The Responsible Fisheries Alliance (RFA) has introduced a new management mechanism to mitigate the risks to seabirds posed by commercial fishing operations.
Bird Mitigation Plans (BMPs) are currently implemented by each of the RFA’s 26 hake trawlers. It is expected to contribute immensely to diminishing seabird mortalities.
The decline of global seabirds in recent years has been largely attributed to the increased incidental mortalities caused by commercial fishing operations, including the impact on albatross species enlisted as endangered by the International Union for the Conservation of Nature (IUCN).
The implementation of bird scaring lines, commonly known as tori lines, across the fleet has dramatically reduced the number of seabirds killed during trawling operations. However, bird scaring lines are not the panacea of seabird mortalities and a number of threats to seabirds were still identified.
Bronwyn Maree, BirdLife South Africa’s Albatross Task Force Leader, noted that “the main threat to seabirds is the entanglement and subsequent drowning of the birds around the trawl cables (warps), while they are foraging behind the vessels (on fishery discards)”.
Russell Hall, Sea Harvest Trawl Division Manager and Chair of the RFA Seabird Bycatch Mitigation working group, explains: “The primary threat particularly to the larger birds is the potential collisions with the vessel’s trawl warps during fishing operations. The birds can be snagged on the trawl warp and drowned during the feeding frenzy that takes place around the stern of the vessel”.
In line with this need to further reduce the danger posed to seabirds by fishing operations, the RFA in collaboration with BirdLife South Africa proceeded to implement an innovative management system that would investigate and develop vessel-specific mitigation mechanisms attending to threats harboured by the RFA vessels.
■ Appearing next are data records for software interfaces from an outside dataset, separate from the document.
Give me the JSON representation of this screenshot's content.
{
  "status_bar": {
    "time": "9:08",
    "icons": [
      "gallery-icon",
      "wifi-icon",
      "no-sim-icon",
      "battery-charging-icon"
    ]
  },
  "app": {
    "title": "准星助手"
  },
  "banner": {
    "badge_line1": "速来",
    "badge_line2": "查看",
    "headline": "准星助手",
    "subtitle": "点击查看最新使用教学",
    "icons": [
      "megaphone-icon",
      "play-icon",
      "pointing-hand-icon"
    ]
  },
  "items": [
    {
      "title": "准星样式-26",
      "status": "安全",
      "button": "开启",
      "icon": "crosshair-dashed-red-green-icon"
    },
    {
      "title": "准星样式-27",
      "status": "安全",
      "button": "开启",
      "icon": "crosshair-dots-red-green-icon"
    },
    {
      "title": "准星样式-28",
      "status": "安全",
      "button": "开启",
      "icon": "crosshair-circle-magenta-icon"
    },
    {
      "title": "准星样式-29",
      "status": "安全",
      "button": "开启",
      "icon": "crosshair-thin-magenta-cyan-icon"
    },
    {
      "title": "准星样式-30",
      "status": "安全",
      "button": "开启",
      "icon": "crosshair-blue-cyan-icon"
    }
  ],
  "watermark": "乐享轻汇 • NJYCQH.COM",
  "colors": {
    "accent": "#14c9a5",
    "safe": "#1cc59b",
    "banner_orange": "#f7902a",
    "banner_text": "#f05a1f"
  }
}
The services of Barrie Rose, seabird consultant and one of South Africa’s most experienced seabirders, was acquired to undertake the task of developing BMPs for each of the vessels belonging to the RFA constituent companies. Rose boarded 15 vessel types belonging to the RFA and identified all possible instances where interactions between the fishing gear and seabirds may result in injury or mortality. In collaboration with vessel managers and sea-going staff, a practical set of solutions was developed to address environmentally harmful practices without compromising the vessels’ productivity.
The implementation of BMPs have yielded a number of successes including a change to the hake deep sea permit conditions to ensure that tori lines are deployed in a manner that more effectively reduces seabird mortalities. It also afforded shore based managers the opportunity to board vessels, interact directly with the sea-going cadre and obtain first-hand exposure to some of the challenges experienced at sea.
Maree praises the impacts made by BMPs adding that the project has “been a positive process as it has involved people from various levels in the fishing industry and allowed everyone to become involved and actively participate”. “It has created increased awareness on the ground (vessels) about seabirds and the positive solutions available that best suit everybody from the fishing industry and government to NGOs”, she says.
Hall reckons that central to the success of the BMP project is “the development of practical bird mitigating measures that have been observed to work at sea”. “BMPs were developed where it mattered; at sea, on the vessel with the full cooperation of the Skipper, his crew and the owners representative”. It is expected that the additional bird mitigating changes made over the last 18 months will further reduce seabird mortalities in the deep sea trawl sector, he says.
The benefits of the BMP project is set to be rolled out to the rest of deep sea trawl fleet as other companies seek to reduce their impact on marine birds.
**The RFA is a partnership between WWF-SA and I&J, Oceana Group, Sea Harvest and Viking Fishing.